Part of the loss of the embrace of leisure, or at least the active type of leisure, stems from the loss of energy from working so damn much:
The pleasures of urban populations have become mainly passive: seeing cinemas, watching football matches, listening to the radio, and so on. This results from the fact that their active energies are fully taken up with work; if they had more leisure they would again enjoy pleasures in which they took an active part.
What Would We Do With More Time?
One of the biggest modern concerns centered around working less is the real concern of wondering if people would know what to do with their time. As Russell says, “ A man who has worked long hours all his life will be bored if he becomes suddenly idle.” While this seems like a concern that has always existed, in 1930, Russell felt it “would not have been true at any earlier period.We have centered our lives around the virtue of hard work for so long that we lack the imagination for what we might do otherwise.
In this final part of the essay, Russell seems to take a brief departure from reasoned argument to a a deeper plea for a little more joy:
“There was formerly a capacity for light-heartedness and play which has been to some extent inhibited by the cult of efficiency.”
and a call for a world where people might be a little nicer:
Ordinary men and women, having the opportunity of a happy life, will become more kindly and less persecuting and less inclined to view others with suspicion.
Russell’s argument up to this point centers on three things
- We work far too much and this is based on obsolete beliefs that are not relevant anymore
- Our belief in the virtue of hard work means some people are overworked and others are left without work
- We’d be better off letting more people work, but work less and seeing what might happen when you let people devote time to the active pursuit leisure. Or as he says, “there will be happiness and joy of life, instead of frayed nerves, weariness, and dyspepsia”
Essentially what Bertrand Russell is pushing us to do is to dream. This line from 1930 is surprisingly still relevant today:
Modern methods of production have given us the possibility of ease and security for all; we have chosen instead to have overwork for some and starvation for others.
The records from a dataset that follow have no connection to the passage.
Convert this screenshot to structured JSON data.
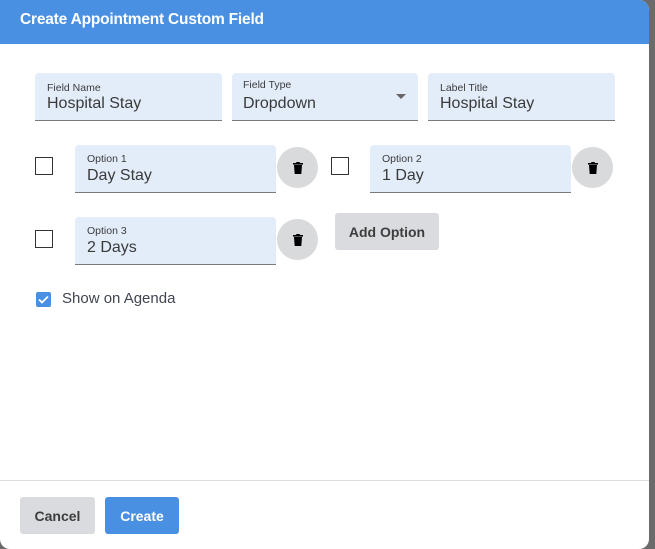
{
  "dialog": {
    "title": "Create Appointment Custom Field"
  },
  "fields": {
    "field_name": {
      "label": "Field Name",
      "value": "Hospital Stay"
    },
    "field_type": {
      "label": "Field Type",
      "value": "Dropdown"
    },
    "label_title": {
      "label": "Label Title",
      "value": "Hospital Stay"
    }
  },
  "options": [
    {
      "label": "Option 1",
      "value": "Day Stay",
      "checked": false
    },
    {
      "label": "Option 2",
      "value": "1 Day",
      "checked": false
    },
    {
      "label": "Option 3",
      "value": "2 Days",
      "checked": false
    }
  ],
  "add_option_label": "Add Option",
  "show_on_agenda": {
    "label": "Show on Agenda",
    "checked": true
  },
  "footer": {
    "cancel_label": "Cancel",
    "create_label": "Create"
  },
  "colors": {
    "accent": "#4a90e2",
    "field_bg": "#e3edf9",
    "button_gray": "#dadbde"
  },
  "icons": {
    "delete": "trash-icon",
    "dropdown": "caret-down-icon",
    "check": "check-icon"
  }
}
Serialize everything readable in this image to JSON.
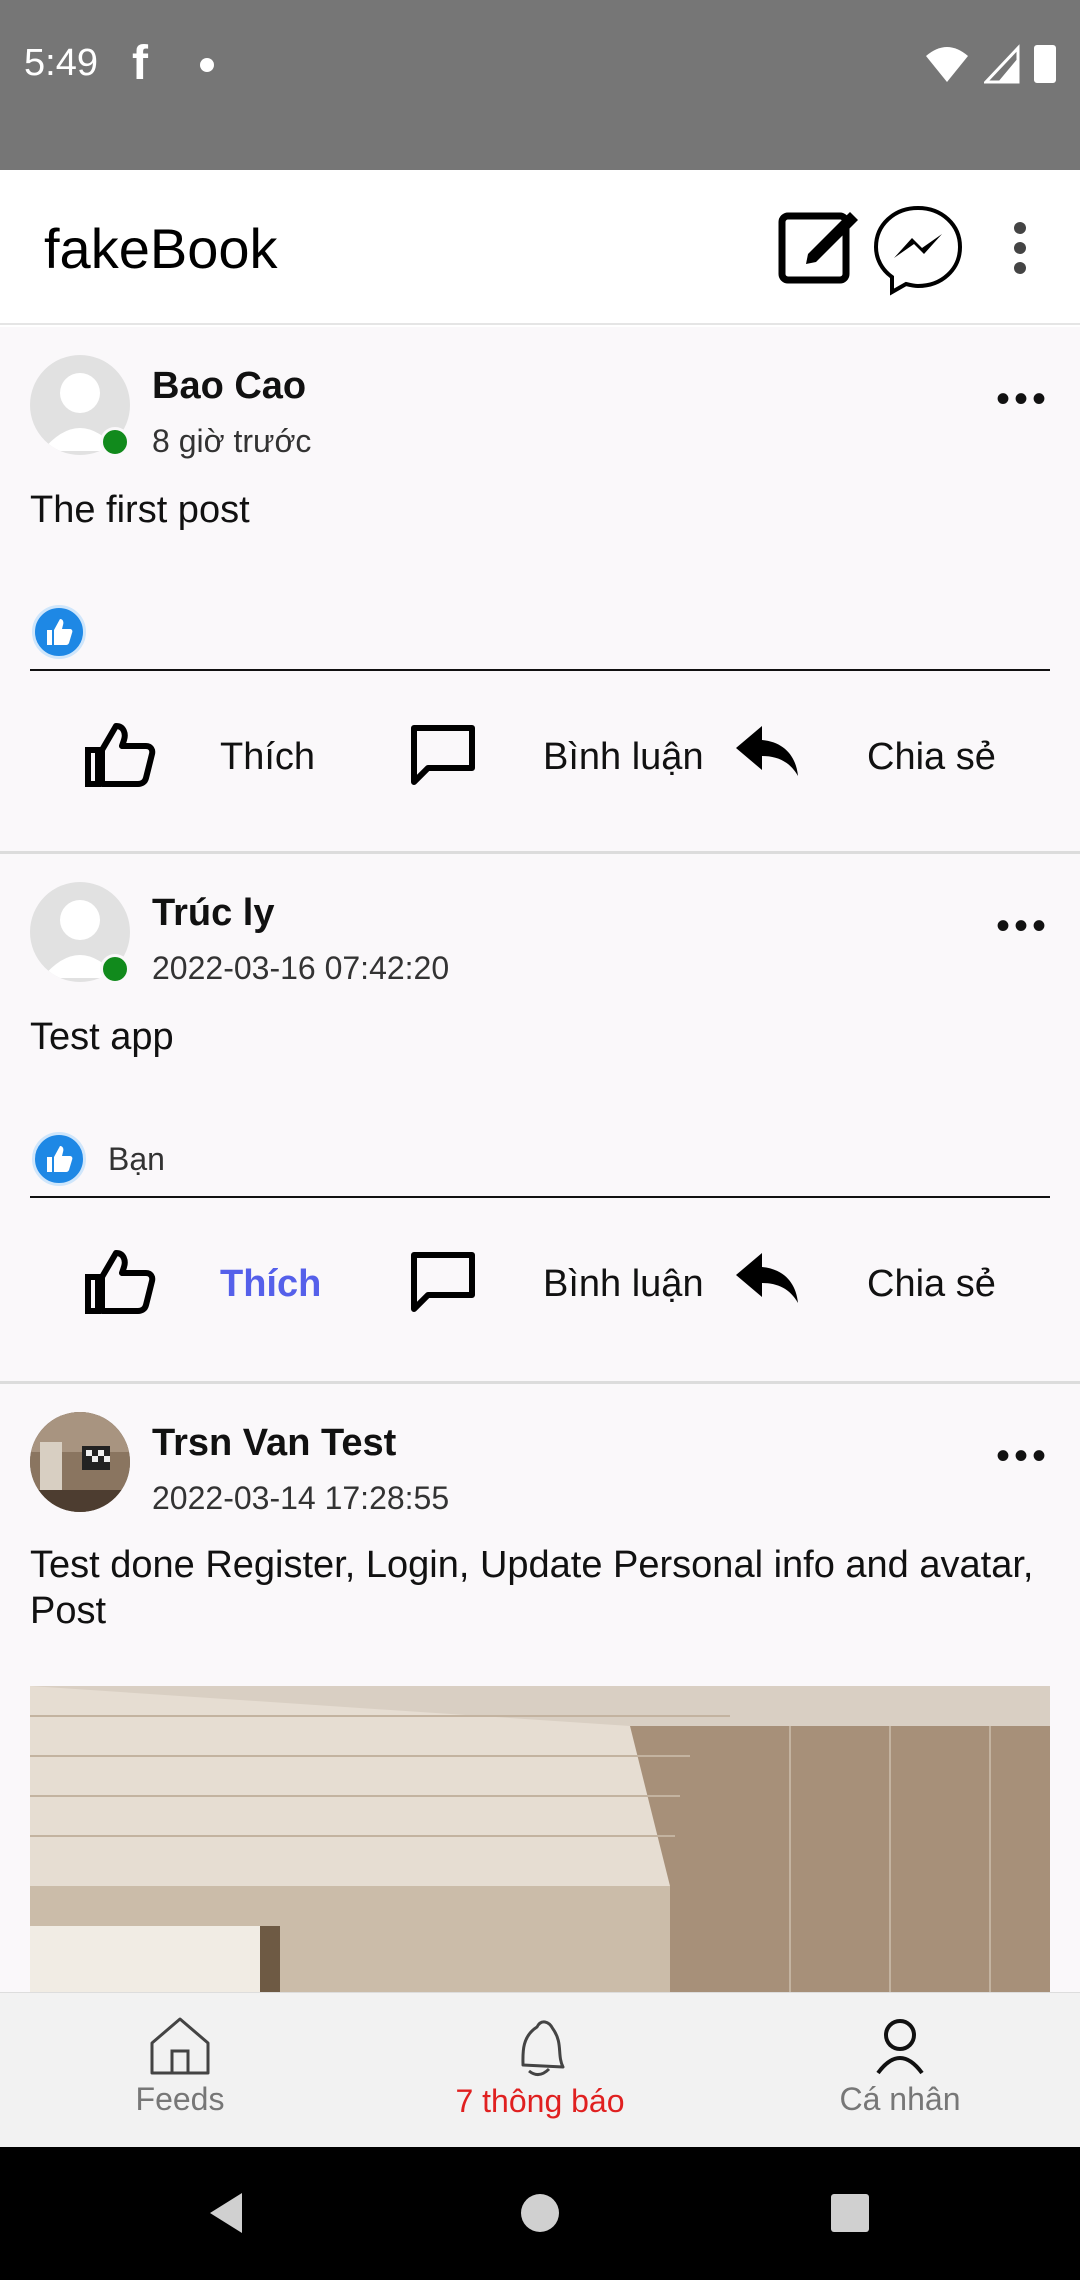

Hitherto we have continued to be as energetic as we were before there were machines.
In this we have been foolish, but there is no reason to go on being foolish for ever.
You can read Russell’s original essay here.
Just published! The Pathless Path is Paul's book about walking away from a "perfect" job with a promising future and starting over again. Through painstaking experiments, living in different countries, and a deep dive into the history of our work beliefs, Paul pieces together a set of ideas and principles that guide him from unfulfilled and burned out to what he calls "the pathless path" - a new story for thinking about work in our lives. Learn More & Buy The Book Here